What is being asked
Show, from the entries below, every line in which "this" appears.
**** Excerpted records ****
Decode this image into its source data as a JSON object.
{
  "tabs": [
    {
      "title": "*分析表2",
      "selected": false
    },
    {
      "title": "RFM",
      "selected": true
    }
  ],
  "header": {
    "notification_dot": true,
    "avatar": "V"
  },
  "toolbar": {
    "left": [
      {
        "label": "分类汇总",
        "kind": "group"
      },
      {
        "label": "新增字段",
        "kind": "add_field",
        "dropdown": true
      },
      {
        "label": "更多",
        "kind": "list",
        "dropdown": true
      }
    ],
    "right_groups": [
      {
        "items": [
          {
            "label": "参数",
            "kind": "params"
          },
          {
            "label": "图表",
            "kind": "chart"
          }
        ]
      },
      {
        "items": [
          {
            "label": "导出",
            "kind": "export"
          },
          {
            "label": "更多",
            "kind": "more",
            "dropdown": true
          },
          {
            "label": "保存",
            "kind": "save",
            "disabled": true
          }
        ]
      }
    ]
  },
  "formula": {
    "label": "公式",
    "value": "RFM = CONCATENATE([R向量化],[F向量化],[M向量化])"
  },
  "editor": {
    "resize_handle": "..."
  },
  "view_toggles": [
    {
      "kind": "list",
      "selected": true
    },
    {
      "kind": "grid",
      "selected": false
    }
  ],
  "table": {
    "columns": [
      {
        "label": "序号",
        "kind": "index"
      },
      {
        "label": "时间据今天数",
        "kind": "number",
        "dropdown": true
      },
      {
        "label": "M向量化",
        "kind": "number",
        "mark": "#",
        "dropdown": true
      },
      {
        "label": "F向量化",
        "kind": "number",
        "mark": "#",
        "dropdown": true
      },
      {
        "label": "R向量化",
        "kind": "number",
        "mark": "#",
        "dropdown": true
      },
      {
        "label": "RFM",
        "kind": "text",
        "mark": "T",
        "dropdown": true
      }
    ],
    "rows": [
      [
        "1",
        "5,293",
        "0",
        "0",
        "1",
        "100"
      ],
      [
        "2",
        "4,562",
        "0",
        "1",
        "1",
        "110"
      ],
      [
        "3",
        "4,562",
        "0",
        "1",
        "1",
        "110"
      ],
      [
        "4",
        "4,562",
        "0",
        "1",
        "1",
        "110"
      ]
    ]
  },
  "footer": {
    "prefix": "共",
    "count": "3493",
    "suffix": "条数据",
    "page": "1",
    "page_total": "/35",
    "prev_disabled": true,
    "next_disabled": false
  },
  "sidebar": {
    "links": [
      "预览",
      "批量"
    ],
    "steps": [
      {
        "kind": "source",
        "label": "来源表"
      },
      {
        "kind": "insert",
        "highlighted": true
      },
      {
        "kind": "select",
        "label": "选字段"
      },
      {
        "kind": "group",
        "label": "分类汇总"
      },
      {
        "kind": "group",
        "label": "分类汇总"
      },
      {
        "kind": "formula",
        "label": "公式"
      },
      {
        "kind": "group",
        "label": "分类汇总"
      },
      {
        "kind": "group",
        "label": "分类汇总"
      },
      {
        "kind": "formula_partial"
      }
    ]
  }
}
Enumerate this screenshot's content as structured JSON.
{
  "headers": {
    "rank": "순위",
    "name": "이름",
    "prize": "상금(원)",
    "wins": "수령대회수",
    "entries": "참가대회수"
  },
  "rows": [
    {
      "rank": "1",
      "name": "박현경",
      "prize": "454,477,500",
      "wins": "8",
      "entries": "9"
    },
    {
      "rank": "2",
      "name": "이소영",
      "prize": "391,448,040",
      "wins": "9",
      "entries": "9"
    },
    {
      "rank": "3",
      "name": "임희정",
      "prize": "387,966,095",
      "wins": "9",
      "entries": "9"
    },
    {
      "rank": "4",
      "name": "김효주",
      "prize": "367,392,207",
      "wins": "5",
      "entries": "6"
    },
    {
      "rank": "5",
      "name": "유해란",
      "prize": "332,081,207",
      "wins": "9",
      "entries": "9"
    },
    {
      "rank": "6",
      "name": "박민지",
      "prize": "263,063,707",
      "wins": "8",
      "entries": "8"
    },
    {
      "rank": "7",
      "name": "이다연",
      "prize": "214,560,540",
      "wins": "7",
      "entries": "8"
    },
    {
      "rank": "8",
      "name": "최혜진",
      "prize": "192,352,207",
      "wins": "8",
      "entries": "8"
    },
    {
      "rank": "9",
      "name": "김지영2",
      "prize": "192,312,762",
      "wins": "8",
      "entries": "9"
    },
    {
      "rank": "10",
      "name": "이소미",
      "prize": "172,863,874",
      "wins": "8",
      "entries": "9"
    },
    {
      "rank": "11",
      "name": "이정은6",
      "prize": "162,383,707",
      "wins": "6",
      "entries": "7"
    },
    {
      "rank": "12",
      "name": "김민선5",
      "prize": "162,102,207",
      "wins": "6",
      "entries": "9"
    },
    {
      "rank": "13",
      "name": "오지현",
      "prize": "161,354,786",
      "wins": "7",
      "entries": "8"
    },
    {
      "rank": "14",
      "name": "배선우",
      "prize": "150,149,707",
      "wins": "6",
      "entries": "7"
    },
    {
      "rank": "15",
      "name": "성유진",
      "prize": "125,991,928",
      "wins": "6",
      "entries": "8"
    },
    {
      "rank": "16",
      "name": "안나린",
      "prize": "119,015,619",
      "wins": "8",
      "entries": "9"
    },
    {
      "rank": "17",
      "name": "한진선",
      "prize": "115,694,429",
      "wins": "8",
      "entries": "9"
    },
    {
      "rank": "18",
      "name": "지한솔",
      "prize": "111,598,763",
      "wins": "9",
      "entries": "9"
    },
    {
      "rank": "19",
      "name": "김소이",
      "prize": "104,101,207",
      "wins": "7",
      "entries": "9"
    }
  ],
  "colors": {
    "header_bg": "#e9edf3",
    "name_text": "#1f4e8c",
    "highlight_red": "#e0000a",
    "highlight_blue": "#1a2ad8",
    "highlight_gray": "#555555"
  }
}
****
Exercise solution
Decode this image into its source data as a JSON object.
Enumerate this screenshot's content as structured JSON.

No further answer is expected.